____ Given data
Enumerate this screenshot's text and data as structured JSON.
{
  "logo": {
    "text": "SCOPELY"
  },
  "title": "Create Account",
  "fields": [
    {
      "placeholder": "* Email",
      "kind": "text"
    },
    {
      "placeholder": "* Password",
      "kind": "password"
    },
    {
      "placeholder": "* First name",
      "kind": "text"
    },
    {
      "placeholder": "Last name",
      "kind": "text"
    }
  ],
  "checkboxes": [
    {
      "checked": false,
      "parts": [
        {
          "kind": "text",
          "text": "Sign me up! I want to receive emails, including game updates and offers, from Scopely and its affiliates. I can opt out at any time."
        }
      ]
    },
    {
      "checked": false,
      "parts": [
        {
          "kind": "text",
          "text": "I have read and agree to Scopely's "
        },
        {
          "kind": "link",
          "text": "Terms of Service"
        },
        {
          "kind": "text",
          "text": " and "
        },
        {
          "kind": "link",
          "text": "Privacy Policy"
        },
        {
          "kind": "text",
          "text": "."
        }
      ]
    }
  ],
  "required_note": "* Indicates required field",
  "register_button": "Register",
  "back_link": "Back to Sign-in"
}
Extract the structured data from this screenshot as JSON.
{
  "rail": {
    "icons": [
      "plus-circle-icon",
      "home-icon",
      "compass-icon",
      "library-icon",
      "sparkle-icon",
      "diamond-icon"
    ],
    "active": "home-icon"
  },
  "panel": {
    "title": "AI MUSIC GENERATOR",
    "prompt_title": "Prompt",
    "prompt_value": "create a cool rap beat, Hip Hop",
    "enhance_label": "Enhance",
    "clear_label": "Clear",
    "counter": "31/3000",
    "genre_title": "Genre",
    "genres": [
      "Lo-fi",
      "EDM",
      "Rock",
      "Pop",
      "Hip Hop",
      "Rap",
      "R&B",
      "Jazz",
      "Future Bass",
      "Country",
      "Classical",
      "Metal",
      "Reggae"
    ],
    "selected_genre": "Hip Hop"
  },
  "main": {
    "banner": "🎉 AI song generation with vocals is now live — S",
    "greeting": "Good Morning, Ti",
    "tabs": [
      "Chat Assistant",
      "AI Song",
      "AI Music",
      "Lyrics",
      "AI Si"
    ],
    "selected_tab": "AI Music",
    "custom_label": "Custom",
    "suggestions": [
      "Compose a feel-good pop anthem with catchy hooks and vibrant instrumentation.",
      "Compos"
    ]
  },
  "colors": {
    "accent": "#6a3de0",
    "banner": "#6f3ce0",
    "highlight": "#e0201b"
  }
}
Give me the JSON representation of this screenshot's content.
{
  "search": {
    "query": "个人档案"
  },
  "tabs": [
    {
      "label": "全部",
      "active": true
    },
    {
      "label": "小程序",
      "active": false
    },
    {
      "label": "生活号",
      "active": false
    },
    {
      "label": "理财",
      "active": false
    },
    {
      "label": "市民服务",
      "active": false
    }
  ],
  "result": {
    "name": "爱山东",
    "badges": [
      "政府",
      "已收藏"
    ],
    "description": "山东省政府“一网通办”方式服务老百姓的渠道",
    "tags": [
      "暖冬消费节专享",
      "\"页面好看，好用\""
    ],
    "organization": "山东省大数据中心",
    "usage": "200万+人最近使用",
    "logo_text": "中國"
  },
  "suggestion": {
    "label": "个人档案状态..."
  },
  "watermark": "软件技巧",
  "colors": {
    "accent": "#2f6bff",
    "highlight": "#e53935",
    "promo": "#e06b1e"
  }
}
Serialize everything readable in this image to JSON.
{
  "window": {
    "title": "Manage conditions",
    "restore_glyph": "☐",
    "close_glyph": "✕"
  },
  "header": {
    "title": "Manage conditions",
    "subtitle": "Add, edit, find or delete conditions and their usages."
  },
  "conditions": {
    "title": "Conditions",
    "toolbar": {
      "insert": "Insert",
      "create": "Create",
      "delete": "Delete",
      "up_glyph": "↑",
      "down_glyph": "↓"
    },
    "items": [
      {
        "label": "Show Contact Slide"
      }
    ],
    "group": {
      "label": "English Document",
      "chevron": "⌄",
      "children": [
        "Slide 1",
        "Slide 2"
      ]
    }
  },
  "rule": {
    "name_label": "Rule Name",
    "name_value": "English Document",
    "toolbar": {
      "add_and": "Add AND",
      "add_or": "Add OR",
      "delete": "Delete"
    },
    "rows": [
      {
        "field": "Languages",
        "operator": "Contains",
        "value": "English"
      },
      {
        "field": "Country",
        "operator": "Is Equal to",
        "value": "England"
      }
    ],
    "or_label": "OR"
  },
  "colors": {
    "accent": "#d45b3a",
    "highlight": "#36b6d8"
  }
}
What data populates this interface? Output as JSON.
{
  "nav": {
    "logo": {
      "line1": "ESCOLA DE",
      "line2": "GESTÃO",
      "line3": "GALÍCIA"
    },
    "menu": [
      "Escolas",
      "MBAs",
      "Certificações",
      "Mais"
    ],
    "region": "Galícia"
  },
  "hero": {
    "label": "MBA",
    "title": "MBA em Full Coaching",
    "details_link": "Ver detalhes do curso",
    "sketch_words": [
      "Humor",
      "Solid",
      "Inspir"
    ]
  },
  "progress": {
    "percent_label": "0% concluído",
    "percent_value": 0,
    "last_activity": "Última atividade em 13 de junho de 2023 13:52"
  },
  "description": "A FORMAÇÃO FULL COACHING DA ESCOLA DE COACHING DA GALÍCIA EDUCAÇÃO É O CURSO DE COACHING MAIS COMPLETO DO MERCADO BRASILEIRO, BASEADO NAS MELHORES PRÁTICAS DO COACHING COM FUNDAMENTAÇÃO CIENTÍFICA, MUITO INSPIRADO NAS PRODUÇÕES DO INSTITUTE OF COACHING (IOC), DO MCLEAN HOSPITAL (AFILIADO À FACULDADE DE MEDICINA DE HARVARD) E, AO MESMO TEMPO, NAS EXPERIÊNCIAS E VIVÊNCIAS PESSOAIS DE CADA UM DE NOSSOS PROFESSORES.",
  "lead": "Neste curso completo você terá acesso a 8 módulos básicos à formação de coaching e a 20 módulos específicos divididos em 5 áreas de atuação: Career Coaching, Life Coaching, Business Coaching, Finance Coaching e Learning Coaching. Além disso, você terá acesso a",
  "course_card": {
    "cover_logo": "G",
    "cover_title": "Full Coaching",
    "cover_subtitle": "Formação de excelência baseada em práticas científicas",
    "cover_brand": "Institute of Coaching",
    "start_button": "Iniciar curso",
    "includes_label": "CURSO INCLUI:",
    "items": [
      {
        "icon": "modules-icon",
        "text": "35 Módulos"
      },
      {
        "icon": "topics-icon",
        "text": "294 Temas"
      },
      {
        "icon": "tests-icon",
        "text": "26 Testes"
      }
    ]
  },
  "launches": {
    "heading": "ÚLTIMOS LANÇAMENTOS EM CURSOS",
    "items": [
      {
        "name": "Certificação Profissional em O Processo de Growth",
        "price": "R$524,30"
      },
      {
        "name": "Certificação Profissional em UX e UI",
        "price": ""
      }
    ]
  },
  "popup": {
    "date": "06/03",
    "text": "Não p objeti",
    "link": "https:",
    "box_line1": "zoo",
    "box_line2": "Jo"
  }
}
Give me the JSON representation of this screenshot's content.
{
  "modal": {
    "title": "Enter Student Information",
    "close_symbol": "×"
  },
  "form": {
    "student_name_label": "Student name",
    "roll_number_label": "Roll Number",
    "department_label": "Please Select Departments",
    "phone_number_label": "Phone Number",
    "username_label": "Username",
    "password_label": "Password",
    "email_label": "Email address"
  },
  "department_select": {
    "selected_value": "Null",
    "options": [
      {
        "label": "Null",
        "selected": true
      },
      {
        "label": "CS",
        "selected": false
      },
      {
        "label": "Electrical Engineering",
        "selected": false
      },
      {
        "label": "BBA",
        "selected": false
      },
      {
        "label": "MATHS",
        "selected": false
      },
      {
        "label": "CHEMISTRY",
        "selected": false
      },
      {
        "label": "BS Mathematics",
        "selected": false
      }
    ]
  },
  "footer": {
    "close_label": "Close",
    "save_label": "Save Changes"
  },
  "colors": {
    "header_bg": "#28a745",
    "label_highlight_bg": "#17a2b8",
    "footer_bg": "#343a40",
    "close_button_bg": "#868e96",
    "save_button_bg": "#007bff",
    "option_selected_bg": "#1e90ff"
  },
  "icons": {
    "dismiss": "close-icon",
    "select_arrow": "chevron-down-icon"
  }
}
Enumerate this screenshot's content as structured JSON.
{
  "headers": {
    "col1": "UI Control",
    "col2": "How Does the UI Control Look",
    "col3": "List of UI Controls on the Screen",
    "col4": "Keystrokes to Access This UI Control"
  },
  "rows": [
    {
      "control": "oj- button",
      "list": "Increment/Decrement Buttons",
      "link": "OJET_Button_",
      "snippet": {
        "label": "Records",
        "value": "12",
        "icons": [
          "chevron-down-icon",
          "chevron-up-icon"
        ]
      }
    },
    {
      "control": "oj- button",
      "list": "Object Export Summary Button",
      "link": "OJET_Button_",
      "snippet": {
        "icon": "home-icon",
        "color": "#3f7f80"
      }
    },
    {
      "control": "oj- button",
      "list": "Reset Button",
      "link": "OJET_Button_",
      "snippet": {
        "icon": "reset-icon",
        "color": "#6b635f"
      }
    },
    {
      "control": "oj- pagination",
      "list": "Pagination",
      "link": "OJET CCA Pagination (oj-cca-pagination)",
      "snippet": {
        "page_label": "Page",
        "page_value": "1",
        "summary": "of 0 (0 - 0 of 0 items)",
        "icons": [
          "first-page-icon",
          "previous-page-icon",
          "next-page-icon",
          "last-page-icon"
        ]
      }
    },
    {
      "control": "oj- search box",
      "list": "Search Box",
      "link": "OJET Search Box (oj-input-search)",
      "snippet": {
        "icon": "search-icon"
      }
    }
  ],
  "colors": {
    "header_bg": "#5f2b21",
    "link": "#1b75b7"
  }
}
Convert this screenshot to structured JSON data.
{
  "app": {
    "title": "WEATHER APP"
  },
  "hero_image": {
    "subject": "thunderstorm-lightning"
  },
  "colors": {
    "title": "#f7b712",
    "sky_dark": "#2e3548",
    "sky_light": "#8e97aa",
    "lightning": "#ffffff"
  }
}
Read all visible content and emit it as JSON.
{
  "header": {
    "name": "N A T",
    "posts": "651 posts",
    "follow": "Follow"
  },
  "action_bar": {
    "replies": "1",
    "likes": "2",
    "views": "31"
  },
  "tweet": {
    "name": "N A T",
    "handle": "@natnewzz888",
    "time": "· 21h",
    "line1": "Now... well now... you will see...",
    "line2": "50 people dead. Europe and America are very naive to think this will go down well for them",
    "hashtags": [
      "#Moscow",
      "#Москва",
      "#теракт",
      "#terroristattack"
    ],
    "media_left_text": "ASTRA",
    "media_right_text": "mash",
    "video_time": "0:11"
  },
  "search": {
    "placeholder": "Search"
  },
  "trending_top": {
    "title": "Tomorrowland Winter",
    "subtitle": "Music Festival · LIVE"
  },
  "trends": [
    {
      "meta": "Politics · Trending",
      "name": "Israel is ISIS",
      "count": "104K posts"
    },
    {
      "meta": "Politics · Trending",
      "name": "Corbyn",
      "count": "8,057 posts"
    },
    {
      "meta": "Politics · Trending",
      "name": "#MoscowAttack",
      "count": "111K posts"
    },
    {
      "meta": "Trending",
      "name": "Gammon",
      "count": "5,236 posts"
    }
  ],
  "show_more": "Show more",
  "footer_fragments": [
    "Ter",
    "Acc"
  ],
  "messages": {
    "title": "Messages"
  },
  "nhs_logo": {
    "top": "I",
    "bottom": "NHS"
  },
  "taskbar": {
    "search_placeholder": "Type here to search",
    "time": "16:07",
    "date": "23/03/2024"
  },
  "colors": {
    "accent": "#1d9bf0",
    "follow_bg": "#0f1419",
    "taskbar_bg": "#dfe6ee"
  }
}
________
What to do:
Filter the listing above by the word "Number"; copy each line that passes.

Task output:
    "roll_number_label": "Roll Number",
    "phone_number_label": "Phone Number",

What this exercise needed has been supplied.